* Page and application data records

.....

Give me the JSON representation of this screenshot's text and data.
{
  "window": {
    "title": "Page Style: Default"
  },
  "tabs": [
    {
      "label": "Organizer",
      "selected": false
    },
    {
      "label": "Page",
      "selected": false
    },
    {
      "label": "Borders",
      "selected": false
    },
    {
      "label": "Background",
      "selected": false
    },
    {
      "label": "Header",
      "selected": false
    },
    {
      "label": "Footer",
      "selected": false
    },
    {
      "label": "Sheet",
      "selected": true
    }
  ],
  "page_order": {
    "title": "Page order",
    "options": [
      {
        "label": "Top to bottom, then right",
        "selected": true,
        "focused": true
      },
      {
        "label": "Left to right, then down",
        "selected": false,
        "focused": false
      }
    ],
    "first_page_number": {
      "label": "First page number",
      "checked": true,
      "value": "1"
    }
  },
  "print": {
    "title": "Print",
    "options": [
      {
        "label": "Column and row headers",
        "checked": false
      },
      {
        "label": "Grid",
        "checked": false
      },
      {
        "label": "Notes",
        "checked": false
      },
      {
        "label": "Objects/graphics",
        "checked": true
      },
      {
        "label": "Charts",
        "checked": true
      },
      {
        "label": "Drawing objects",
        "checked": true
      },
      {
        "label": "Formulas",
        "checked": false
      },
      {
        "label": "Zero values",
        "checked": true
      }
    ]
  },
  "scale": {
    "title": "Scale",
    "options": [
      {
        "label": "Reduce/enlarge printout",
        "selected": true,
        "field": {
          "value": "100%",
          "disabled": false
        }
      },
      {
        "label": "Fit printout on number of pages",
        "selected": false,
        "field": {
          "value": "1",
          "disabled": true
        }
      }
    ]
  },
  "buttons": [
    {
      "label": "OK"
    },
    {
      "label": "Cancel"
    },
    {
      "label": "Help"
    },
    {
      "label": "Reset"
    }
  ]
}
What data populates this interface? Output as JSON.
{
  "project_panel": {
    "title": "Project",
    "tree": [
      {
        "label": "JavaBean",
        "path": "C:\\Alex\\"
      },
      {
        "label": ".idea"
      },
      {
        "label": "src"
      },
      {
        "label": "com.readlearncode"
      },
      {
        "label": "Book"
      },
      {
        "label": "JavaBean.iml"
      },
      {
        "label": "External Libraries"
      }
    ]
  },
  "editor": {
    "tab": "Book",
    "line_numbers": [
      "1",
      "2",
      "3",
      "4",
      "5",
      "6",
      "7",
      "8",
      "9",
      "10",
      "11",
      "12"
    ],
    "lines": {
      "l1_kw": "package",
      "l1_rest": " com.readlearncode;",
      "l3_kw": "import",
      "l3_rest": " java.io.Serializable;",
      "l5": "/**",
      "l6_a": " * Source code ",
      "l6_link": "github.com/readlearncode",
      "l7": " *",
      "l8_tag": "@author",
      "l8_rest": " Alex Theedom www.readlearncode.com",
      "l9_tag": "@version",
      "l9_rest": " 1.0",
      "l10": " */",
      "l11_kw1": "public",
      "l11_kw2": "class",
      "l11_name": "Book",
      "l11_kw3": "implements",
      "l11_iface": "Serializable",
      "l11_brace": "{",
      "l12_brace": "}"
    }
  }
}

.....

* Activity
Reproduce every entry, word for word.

* Exercise response
Give me the JSON representation of this screenshot's text and data.
{
  "window": {
    "title": "Page Style: Default"
  },
  "tabs": [
    {
      "label": "Organizer",
      "selected": false
    },
    {
      "label": "Page",
      "selected": false
    },
    {
      "label": "Borders",
      "selected": false
    },
    {
      "label": "Background",
      "selected": false
    },
    {
      "label": "Header",
      "selected": false
    },
    {
      "label": "Footer",
      "selected": false
    },
    {
      "label": "Sheet",
      "selected": true
    }
  ],
  "page_order": {
    "title": "Page order",
    "options": [
      {
        "label": "Top to bottom, then right",
        "selected": true,
        "focused": true
      },
      {
        "label": "Left to right, then down",
        "selected": false,
        "focused": false
      }
    ],
    "first_page_number": {
      "label": "First page number",
      "checked": true,
      "value": "1"
    }
  },
  "print": {
    "title": "Print",
    "options": [
      {
        "label": "Column and row headers",
        "checked": false
      },
      {
        "label": "Grid",
        "checked": false
      },
      {
        "label": "Notes",
        "checked": false
      },
      {
        "label": "Objects/graphics",
        "checked": true
      },
      {
        "label": "Charts",
        "checked": true
      },
      {
        "label": "Drawing objects",
        "checked": true
      },
      {
        "label": "Formulas",
        "checked": false
      },
      {
        "label": "Zero values",
        "checked": true
      }
    ]
  },
  "scale": {
    "title": "Scale",
    "options": [
      {
        "label": "Reduce/enlarge printout",
        "selected": true,
        "field": {
          "value": "100%",
          "disabled": false
        }
      },
      {
        "label": "Fit printout on number of pages",
        "selected": false,
        "field": {
          "value": "1",
          "disabled": true
        }
      }
    ]
  },
  "buttons": [
    {
      "label": "OK"
    },
    {
      "label": "Cancel"
    },
    {
      "label": "Help"
    },
    {
      "label": "Reset"
    }
  ]
}
What data populates this interface? Output as JSON.
{
  "project_panel": {
    "title": "Project",
    "tree": [
      {
        "label": "JavaBean",
        "path": "C:\\Alex\\"
      },
      {
        "label": ".idea"
      },
      {
        "label": "src"
      },
      {
        "label": "com.readlearncode"
      },
      {
        "label": "Book"
      },
      {
        "label": "JavaBean.iml"
      },
      {
        "label": "External Libraries"
      }
    ]
  },
  "editor": {
    "tab": "Book",
    "line_numbers": [
      "1",
      "2",
      "3",
      "4",
      "5",
      "6",
      "7",
      "8",
      "9",
      "10",
      "11",
      "12"
    ],
    "lines": {
      "l1_kw": "package",
      "l1_rest": " com.readlearncode;",
      "l3_kw": "import",
      "l3_rest": " java.io.Serializable;",
      "l5": "/**",
      "l6_a": " * Source code ",
      "l6_link": "github.com/readlearncode",
      "l7": " *",
      "l8_tag": "@author",
      "l8_rest": " Alex Theedom www.readlearncode.com",
      "l9_tag": "@version",
      "l9_rest": " 1.0",
      "l10": " */",
      "l11_kw1": "public",
      "l11_kw2": "class",
      "l11_name": "Book",
      "l11_kw3": "implements",
      "l11_iface": "Serializable",
      "l11_brace": "{",
      "l12_brace": "}"
    }
  }
}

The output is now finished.